◆ Task objective
What follows is a set of records. Repeat every one of them exactly.

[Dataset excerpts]
==================================================
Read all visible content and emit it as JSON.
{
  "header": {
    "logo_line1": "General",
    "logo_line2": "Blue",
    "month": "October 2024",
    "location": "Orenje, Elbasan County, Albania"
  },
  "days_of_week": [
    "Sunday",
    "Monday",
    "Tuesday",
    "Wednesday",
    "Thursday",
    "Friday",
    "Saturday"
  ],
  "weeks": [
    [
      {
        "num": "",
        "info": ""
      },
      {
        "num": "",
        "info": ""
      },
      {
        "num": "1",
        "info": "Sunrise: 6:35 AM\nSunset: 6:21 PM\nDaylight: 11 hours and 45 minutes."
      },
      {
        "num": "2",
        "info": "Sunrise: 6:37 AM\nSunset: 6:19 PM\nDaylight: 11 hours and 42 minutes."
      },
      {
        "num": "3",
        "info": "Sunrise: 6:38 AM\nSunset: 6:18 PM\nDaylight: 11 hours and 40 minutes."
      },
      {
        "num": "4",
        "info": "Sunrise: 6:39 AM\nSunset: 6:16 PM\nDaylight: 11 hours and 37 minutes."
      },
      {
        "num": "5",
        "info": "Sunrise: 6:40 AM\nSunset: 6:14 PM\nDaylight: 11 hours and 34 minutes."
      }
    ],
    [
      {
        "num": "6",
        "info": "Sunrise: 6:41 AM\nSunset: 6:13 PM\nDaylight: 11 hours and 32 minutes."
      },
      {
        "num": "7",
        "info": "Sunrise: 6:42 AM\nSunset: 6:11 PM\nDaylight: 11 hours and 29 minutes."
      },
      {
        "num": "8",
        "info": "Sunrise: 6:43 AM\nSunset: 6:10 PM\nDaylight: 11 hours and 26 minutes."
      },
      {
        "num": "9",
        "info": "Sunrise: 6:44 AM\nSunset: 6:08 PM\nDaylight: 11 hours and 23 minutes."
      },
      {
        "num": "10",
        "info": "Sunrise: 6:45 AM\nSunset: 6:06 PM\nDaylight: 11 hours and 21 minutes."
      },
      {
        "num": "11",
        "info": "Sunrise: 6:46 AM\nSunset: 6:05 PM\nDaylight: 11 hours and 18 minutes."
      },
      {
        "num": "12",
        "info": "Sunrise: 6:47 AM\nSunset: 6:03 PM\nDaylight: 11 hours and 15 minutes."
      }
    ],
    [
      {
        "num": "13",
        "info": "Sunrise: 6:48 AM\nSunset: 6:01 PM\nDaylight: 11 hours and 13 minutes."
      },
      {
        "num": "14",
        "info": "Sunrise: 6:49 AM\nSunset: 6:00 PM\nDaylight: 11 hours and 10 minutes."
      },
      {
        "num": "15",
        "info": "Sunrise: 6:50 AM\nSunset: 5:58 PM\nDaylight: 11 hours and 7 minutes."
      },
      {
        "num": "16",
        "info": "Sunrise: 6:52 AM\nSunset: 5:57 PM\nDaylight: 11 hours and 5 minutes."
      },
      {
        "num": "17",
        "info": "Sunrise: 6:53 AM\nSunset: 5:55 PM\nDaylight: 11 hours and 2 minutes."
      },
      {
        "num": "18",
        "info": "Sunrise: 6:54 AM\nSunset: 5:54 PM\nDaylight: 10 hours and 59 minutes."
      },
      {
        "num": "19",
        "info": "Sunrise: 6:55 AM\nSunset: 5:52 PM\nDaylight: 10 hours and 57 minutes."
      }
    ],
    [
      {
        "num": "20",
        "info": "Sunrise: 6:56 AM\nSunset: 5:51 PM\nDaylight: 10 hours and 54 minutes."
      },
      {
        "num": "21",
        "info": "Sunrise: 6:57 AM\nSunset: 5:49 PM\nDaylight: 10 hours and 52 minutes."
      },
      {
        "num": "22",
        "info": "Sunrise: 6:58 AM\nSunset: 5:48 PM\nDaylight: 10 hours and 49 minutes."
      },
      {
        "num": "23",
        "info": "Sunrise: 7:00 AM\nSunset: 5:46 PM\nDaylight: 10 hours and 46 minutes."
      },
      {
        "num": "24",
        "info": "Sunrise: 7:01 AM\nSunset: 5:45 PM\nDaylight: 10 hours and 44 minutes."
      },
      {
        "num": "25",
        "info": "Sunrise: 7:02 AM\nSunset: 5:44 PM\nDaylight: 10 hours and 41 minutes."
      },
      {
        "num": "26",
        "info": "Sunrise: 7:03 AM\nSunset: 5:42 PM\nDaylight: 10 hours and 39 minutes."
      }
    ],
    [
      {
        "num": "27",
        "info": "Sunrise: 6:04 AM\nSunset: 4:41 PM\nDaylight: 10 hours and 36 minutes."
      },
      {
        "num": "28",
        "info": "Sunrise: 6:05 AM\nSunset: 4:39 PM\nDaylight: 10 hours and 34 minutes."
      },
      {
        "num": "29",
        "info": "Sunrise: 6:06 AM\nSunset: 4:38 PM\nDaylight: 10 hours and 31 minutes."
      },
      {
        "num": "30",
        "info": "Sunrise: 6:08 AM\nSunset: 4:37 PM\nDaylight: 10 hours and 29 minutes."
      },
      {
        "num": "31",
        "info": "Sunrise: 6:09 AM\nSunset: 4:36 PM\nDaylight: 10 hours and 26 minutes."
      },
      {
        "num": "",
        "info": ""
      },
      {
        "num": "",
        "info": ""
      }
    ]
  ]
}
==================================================
◆ Result
Read all visible content and emit it as JSON.
{
  "header": {
    "logo_line1": "General",
    "logo_line2": "Blue",
    "month": "October 2024",
    "location": "Orenje, Elbasan County, Albania"
  },
  "days_of_week": [
    "Sunday",
    "Monday",
    "Tuesday",
    "Wednesday",
    "Thursday",
    "Friday",
    "Saturday"
  ],
  "weeks": [
    [
      {
        "num": "",
        "info": ""
      },
      {
        "num": "",
        "info": ""
      },
      {
        "num": "1",
        "info": "Sunrise: 6:35 AM\nSunset: 6:21 PM\nDaylight: 11 hours and 45 minutes."
      },
      {
        "num": "2",
        "info": "Sunrise: 6:37 AM\nSunset: 6:19 PM\nDaylight: 11 hours and 42 minutes."
      },
      {
        "num": "3",
        "info": "Sunrise: 6:38 AM\nSunset: 6:18 PM\nDaylight: 11 hours and 40 minutes."
      },
      {
        "num": "4",
        "info": "Sunrise: 6:39 AM\nSunset: 6:16 PM\nDaylight: 11 hours and 37 minutes."
      },
      {
        "num": "5",
        "info": "Sunrise: 6:40 AM\nSunset: 6:14 PM\nDaylight: 11 hours and 34 minutes."
      }
    ],
    [
      {
        "num": "6",
        "info": "Sunrise: 6:41 AM\nSunset: 6:13 PM\nDaylight: 11 hours and 32 minutes."
      },
      {
        "num": "7",
        "info": "Sunrise: 6:42 AM\nSunset: 6:11 PM\nDaylight: 11 hours and 29 minutes."
      },
      {
        "num": "8",
        "info": "Sunrise: 6:43 AM\nSunset: 6:10 PM\nDaylight: 11 hours and 26 minutes."
      },
      {
        "num": "9",
        "info": "Sunrise: 6:44 AM\nSunset: 6:08 PM\nDaylight: 11 hours and 23 minutes."
      },
      {
        "num": "10",
        "info": "Sunrise: 6:45 AM\nSunset: 6:06 PM\nDaylight: 11 hours and 21 minutes."
      },
      {
        "num": "11",
        "info": "Sunrise: 6:46 AM\nSunset: 6:05 PM\nDaylight: 11 hours and 18 minutes."
      },
      {
        "num": "12",
        "info": "Sunrise: 6:47 AM\nSunset: 6:03 PM\nDaylight: 11 hours and 15 minutes."
      }
    ],
    [
      {
        "num": "13",
        "info": "Sunrise: 6:48 AM\nSunset: 6:01 PM\nDaylight: 11 hours and 13 minutes."
      },
      {
        "num": "14",
        "info": "Sunrise: 6:49 AM\nSunset: 6:00 PM\nDaylight: 11 hours and 10 minutes."
      },
      {
        "num": "15",
        "info": "Sunrise: 6:50 AM\nSunset: 5:58 PM\nDaylight: 11 hours and 7 minutes."
      },
      {
        "num": "16",
        "info": "Sunrise: 6:52 AM\nSunset: 5:57 PM\nDaylight: 11 hours and 5 minutes."
      },
      {
        "num": "17",
        "info": "Sunrise: 6:53 AM\nSunset: 5:55 PM\nDaylight: 11 hours and 2 minutes."
      },
      {
        "num": "18",
        "info": "Sunrise: 6:54 AM\nSunset: 5:54 PM\nDaylight: 10 hours and 59 minutes."
      },
      {
        "num": "19",
        "info": "Sunrise: 6:55 AM\nSunset: 5:52 PM\nDaylight: 10 hours and 57 minutes."
      }
    ],
    [
      {
        "num": "20",
        "info": "Sunrise: 6:56 AM\nSunset: 5:51 PM\nDaylight: 10 hours and 54 minutes."
      },
      {
        "num": "21",
        "info": "Sunrise: 6:57 AM\nSunset: 5:49 PM\nDaylight: 10 hours and 52 minutes."
      },
      {
        "num": "22",
        "info": "Sunrise: 6:58 AM\nSunset: 5:48 PM\nDaylight: 10 hours and 49 minutes."
      },
      {
        "num": "23",
        "info": "Sunrise: 7:00 AM\nSunset: 5:46 PM\nDaylight: 10 hours and 46 minutes."
      },
      {
        "num": "24",
        "info": "Sunrise: 7:01 AM\nSunset: 5:45 PM\nDaylight: 10 hours and 44 minutes."
      },
      {
        "num": "25",
        "info": "Sunrise: 7:02 AM\nSunset: 5:44 PM\nDaylight: 10 hours and 41 minutes."
      },
      {
        "num": "26",
        "info": "Sunrise: 7:03 AM\nSunset: 5:42 PM\nDaylight: 10 hours and 39 minutes."
      }
    ],
    [
      {
        "num": "27",
        "info": "Sunrise: 6:04 AM\nSunset: 4:41 PM\nDaylight: 10 hours and 36 minutes."
      },
      {
        "num": "28",
        "info": "Sunrise: 6:05 AM\nSunset: 4:39 PM\nDaylight: 10 hours and 34 minutes."
      },
      {
        "num": "29",
        "info": "Sunrise: 6:06 AM\nSunset: 4:38 PM\nDaylight: 10 hours and 31 minutes."
      },
      {
        "num": "30",
        "info": "Sunrise: 6:08 AM\nSunset: 4:37 PM\nDaylight: 10 hours and 29 minutes."
      },
      {
        "num": "31",
        "info": "Sunrise: 6:09 AM\nSunset: 4:36 PM\nDaylight: 10 hours and 26 minutes."
      },
      {
        "num": "",
        "info": ""
      },
      {
        "num": "",
        "info": ""
      }
    ]
  ]
}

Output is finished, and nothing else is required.